BEGIN Records to process
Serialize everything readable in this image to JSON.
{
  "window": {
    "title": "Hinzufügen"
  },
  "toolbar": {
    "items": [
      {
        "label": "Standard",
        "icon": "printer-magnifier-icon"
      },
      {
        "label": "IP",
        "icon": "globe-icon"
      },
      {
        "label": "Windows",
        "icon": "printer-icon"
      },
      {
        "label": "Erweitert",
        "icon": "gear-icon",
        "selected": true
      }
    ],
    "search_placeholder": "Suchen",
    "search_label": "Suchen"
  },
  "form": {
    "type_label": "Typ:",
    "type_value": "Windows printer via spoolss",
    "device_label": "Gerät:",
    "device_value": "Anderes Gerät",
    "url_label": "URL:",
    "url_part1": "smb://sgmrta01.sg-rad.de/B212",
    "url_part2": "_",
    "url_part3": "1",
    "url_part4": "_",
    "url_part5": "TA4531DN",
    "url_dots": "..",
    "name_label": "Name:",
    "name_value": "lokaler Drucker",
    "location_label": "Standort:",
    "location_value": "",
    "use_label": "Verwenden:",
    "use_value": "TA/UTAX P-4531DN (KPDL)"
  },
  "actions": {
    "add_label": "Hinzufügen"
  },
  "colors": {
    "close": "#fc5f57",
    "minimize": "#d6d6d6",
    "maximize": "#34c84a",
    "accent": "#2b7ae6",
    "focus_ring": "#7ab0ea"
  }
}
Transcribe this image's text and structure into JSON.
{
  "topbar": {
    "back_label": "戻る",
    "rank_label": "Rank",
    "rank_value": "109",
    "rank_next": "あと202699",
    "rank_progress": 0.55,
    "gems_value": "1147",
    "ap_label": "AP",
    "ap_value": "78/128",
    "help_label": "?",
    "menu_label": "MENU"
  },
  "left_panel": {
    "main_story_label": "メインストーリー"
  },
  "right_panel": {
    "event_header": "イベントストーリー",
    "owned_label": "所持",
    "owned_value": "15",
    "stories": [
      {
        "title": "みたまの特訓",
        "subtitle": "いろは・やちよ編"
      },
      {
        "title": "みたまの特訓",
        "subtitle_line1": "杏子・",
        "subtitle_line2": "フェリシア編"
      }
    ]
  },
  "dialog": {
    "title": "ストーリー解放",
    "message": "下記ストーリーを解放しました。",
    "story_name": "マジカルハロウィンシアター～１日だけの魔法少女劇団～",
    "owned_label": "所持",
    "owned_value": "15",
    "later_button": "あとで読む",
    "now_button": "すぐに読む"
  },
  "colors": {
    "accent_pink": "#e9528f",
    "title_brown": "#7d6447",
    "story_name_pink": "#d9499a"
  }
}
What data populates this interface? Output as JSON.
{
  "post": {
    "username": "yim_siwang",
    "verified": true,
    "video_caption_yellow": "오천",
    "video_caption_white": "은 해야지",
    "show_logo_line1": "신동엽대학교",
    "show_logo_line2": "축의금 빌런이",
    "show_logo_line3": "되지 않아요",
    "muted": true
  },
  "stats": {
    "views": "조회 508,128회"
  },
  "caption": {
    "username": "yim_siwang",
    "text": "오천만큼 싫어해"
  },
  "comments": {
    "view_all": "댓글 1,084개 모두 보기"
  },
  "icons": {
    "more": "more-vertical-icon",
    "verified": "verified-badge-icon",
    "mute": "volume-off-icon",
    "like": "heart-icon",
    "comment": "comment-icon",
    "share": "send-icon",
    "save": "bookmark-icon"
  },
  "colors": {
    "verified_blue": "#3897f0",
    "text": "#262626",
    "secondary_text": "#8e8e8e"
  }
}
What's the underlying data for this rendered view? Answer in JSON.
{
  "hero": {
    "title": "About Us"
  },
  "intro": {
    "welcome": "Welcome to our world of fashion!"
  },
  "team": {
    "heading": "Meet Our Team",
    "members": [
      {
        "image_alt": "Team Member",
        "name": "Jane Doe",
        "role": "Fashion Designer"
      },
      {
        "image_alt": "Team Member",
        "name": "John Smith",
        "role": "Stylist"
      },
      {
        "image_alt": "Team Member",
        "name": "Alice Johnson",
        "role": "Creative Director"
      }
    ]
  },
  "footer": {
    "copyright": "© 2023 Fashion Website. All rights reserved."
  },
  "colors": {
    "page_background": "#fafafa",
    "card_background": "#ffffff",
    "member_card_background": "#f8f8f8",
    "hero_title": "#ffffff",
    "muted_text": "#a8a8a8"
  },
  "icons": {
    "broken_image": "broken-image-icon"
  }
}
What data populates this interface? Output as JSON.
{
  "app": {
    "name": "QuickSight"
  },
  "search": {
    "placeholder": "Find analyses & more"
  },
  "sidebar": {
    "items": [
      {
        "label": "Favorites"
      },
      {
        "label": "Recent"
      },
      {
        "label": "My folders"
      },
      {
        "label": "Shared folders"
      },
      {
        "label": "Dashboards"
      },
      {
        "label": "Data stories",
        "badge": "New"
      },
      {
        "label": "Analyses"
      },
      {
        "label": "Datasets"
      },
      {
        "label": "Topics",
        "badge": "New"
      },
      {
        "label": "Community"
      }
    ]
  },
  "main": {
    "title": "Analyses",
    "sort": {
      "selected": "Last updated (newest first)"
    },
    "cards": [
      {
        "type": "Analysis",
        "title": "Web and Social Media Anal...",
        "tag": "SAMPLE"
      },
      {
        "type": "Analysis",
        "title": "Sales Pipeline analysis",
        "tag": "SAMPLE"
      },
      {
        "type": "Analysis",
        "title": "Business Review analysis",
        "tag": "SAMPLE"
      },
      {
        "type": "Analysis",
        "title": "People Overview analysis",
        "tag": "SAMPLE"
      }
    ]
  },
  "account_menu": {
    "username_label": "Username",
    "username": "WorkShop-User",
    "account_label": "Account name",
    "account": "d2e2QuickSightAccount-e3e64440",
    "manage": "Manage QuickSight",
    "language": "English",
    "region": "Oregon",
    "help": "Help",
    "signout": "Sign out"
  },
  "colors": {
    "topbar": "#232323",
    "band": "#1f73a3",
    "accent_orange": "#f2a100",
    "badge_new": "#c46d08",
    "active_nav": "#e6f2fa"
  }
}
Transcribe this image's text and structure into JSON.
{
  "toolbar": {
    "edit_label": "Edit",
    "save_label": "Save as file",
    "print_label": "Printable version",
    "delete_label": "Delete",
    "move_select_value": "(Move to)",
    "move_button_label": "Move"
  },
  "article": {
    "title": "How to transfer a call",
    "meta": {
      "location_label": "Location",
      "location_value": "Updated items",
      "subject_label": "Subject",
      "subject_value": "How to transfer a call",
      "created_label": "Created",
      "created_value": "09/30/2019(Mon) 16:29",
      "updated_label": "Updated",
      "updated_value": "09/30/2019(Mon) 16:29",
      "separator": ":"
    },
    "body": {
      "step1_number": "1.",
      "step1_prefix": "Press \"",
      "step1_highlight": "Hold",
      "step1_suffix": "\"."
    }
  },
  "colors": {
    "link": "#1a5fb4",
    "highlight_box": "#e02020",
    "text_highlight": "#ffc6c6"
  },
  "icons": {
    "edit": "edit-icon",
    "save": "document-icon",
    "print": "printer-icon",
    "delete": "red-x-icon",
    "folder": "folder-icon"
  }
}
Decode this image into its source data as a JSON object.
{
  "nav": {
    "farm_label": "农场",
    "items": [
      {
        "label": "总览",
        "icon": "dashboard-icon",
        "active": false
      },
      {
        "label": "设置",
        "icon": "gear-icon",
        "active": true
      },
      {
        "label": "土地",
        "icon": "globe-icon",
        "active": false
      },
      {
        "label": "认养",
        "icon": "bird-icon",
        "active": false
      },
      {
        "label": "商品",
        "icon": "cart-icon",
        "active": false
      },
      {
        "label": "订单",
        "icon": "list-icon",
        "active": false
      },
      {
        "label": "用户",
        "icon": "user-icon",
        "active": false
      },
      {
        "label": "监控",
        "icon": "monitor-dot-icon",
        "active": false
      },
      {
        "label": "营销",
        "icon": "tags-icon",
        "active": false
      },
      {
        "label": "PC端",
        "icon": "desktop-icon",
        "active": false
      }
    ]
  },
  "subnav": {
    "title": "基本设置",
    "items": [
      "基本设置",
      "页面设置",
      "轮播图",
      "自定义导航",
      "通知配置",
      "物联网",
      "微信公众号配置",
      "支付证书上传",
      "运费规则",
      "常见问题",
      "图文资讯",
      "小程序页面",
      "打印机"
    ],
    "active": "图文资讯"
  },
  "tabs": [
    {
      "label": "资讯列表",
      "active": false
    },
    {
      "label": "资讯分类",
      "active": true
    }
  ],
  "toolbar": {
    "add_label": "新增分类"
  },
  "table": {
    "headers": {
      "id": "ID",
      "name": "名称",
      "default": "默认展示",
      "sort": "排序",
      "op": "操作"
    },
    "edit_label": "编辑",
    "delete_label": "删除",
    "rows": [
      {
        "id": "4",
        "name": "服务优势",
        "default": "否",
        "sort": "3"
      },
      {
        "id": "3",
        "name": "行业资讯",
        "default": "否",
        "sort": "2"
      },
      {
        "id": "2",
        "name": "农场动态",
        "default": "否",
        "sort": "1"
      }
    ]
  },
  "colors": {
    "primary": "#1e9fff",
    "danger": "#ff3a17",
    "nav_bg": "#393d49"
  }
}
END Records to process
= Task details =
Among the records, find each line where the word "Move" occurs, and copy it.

= Task response =
    "move_select_value": "(Move to)",
    "move_button_label": "Move"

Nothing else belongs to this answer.